There’s simply no denying that Beasley is capable of filling the stat sheet when given an opportunity. He’s done it sporadically throughout his career but most recently last month while Tim Hardaway Jr. nursed a leg injury. Beasley signed a one-year, “prove it” deal with the Knicks last summer, but the only thing up for debate is whether or not he can dutifully transition back out of the Madison Square Garden limelight and become a consistent producer off the bench for a team trending in the right direction. Beasley’s likely too old to attract attention from a team amid a traditional rebuild, so he’ll have to establish himself as an emotionally mature, volume scorer off the bench if he wants to get paid. If he does, I’d buy in.
Jarrett Jack, PG, 34 (Up) – Signed to a one-year, $2.4MM deal in 2017

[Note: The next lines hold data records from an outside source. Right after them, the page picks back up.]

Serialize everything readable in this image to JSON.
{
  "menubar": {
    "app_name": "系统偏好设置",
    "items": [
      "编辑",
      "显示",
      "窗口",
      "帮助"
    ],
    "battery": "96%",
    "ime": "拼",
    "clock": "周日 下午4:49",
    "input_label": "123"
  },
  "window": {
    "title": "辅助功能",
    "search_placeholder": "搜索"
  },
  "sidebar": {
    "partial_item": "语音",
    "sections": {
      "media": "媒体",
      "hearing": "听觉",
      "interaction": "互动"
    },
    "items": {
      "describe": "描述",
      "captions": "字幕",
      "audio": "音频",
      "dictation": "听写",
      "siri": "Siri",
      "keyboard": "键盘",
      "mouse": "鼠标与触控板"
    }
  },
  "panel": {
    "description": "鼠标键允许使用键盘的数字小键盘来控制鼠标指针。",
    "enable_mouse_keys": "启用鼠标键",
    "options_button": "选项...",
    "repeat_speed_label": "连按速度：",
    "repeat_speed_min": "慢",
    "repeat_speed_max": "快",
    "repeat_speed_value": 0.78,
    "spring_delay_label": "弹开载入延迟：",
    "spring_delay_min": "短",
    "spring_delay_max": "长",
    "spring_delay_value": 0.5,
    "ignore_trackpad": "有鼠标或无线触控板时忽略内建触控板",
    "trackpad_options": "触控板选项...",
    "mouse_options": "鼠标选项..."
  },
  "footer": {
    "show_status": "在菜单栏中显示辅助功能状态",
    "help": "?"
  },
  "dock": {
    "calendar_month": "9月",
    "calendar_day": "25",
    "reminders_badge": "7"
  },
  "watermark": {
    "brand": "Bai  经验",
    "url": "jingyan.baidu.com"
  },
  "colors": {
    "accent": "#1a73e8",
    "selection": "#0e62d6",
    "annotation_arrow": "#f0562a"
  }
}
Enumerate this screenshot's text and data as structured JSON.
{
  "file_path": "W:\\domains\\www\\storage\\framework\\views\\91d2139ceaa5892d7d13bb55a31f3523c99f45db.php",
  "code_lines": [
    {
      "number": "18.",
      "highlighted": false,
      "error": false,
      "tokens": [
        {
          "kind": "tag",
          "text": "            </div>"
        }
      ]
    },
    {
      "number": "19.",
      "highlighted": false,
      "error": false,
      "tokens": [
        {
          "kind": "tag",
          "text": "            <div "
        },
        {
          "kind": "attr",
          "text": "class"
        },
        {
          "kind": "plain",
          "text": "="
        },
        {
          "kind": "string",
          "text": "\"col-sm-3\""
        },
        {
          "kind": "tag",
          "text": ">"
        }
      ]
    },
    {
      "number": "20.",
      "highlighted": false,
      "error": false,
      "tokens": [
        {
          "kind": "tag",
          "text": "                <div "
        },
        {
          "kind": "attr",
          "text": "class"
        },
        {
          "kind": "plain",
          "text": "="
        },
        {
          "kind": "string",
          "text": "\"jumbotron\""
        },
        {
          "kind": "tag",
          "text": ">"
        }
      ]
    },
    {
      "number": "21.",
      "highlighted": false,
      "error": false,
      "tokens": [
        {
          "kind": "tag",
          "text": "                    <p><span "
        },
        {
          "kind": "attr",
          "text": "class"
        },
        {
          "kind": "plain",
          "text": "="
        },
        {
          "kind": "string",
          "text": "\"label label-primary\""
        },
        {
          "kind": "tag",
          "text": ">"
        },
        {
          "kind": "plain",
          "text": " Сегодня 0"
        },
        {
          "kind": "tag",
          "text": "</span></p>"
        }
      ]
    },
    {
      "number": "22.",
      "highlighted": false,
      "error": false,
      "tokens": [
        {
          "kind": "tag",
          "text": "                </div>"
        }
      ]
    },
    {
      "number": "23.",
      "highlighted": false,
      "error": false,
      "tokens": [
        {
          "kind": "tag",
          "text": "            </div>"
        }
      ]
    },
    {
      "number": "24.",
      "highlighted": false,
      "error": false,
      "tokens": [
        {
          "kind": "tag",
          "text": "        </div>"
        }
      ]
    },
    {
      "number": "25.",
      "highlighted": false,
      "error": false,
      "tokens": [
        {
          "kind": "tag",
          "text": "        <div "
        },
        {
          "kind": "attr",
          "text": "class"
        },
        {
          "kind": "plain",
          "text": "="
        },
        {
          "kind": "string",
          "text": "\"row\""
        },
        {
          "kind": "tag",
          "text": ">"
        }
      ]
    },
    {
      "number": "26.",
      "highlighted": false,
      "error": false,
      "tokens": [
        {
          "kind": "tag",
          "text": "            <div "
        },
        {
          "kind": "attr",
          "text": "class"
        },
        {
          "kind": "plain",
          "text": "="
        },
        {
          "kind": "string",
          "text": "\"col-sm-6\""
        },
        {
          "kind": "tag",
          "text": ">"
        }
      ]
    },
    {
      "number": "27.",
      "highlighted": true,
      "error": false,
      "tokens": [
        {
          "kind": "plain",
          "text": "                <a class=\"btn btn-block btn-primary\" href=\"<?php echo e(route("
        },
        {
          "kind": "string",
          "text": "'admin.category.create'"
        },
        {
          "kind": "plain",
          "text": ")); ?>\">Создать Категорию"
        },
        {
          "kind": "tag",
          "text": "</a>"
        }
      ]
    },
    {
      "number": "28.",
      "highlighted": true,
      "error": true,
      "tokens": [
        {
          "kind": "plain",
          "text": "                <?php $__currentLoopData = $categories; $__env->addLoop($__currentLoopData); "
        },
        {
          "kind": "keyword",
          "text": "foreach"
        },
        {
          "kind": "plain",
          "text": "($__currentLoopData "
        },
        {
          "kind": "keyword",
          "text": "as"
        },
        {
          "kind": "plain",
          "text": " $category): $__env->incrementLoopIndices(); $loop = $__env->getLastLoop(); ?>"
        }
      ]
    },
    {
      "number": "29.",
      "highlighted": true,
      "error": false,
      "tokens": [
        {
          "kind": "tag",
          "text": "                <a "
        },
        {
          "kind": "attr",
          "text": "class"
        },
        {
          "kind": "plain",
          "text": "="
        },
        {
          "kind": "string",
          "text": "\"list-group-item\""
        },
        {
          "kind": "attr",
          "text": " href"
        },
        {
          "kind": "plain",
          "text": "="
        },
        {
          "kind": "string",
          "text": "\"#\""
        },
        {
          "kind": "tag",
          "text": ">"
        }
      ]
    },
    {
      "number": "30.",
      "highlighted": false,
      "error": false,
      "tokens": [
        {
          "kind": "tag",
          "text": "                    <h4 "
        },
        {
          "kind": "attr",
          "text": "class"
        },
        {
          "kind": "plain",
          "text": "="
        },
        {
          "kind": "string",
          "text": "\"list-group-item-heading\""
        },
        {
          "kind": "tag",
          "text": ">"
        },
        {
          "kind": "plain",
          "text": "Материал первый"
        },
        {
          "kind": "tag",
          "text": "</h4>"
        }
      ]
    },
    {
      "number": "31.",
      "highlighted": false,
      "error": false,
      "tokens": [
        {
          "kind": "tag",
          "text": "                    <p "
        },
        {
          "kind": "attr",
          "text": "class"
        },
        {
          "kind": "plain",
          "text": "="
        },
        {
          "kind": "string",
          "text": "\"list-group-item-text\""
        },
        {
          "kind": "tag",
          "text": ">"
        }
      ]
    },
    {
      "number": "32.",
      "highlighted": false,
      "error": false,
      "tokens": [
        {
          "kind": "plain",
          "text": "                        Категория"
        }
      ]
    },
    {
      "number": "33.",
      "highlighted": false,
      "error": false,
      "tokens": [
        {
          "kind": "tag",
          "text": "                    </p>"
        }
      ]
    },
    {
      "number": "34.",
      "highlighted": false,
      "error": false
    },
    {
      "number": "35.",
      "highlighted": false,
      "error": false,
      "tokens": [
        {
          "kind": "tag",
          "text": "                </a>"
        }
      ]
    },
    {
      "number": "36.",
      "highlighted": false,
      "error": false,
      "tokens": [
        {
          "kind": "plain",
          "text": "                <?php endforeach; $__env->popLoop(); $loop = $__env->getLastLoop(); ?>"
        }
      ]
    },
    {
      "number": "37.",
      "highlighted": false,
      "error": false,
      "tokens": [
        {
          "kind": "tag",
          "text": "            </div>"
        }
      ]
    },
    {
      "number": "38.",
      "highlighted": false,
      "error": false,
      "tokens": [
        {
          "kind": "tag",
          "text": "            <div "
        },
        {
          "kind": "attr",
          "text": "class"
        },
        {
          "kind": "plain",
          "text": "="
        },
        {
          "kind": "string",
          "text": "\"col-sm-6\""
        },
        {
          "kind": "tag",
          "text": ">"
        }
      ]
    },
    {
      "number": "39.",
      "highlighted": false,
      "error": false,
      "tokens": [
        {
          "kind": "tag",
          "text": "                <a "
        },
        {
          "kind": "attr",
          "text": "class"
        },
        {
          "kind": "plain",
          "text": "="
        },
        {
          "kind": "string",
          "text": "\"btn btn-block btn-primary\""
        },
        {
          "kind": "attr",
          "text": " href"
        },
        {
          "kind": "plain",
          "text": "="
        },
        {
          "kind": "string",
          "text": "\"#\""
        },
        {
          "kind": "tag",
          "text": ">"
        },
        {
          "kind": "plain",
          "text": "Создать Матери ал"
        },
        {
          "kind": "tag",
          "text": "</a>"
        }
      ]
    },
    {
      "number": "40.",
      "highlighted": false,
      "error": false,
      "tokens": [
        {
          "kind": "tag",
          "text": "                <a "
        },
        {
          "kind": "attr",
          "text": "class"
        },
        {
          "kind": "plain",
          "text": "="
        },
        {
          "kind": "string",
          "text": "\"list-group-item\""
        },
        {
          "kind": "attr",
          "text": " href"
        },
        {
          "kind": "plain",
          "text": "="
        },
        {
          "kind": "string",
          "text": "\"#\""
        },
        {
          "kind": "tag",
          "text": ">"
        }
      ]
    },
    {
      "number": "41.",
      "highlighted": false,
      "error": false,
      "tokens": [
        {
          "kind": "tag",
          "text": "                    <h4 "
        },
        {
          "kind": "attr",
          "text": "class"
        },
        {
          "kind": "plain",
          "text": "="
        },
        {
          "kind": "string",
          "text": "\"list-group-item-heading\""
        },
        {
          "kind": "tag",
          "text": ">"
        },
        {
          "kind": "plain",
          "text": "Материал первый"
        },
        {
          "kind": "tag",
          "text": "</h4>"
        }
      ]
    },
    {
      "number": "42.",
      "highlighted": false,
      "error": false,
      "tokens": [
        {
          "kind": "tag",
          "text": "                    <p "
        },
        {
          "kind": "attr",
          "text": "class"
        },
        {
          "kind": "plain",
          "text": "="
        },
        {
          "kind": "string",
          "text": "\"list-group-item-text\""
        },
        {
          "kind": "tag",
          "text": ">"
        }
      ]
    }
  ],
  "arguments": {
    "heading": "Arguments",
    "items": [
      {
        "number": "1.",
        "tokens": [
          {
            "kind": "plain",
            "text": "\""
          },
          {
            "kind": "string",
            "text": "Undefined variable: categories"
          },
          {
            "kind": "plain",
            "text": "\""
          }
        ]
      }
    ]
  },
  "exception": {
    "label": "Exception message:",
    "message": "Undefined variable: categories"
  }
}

The Knicks brought a face familiar to New Yorkers in to keep the starting point guard position warm until Ntilikina is ready to take over. By all accounts, the former Nets guard has done everything one could expect from a 34-year-old journeyman who had played just 34 games across the previous two seasons. The Knicks will presumably have the option to bring him back on the cheap next season if they’d like to extend their current backcourt arrangement, but he’ll have more interest from contenders now that he’s shown he can stay on the court.
Enes Kanter, C, 26 (Up) – Signed to a four-year, $70MM deal in 2015
A move to the spotlight in New York City has brought Kanter’s value close to where it was in 2016 when he signed a substantial contract extension in the wake of an excellent half-season stint with the Thunder. Kanter has deficiencies, no doubt, but the basketball collective seemed to overreact slightly when he didn’t immediately live up to his lofty contract in the first few years of the NBA’s Small Ball Era. I expect Kanter back in New York with his 2018/19 player option because the city seems to suit him and I can’t envision a situation in which he’d be more immediately valuable than the one he lucked into thanks to the Carmelo Anthony deal.
Doug McDermott, SF, 26 (Down) – Signed to a four-year, $10.4MM deal in 2014
While McDermott has done a fine job providing solid minutes off the bench in his first Knicks season, the biggest takeaway from his 2017/18 campaign so far is that his ceiling is right about where people thought it was after a ho-hum career start in Chicago. McDermott could be a low-key valuable add for a team seeking a minor piece, though the Knicks may be better off letting him walk and freeing up the space for a more ambitious signing.
Kyle O’Quinn, C, 28 (Up) – Signed to a four-year, $16MM deal in 2015
O’Quinn is a consistently efficient big man who has bulldozed his way into New York’s frontcourt logjam because he’s simply too effective to keep on the sidelines. Despite his production, however, the Knicks would benefit from flipping him for something, because it would clear more minutes for players like Kanter and Willy Hernangomez. Wherever O’Quinn ends up, he would hit free agency this summer as a lumbering big man in a bear market. For that reason, expect him back on his $4.3MM player option with an eye on 2019.
Photo courtesy of USA Today Sports Images.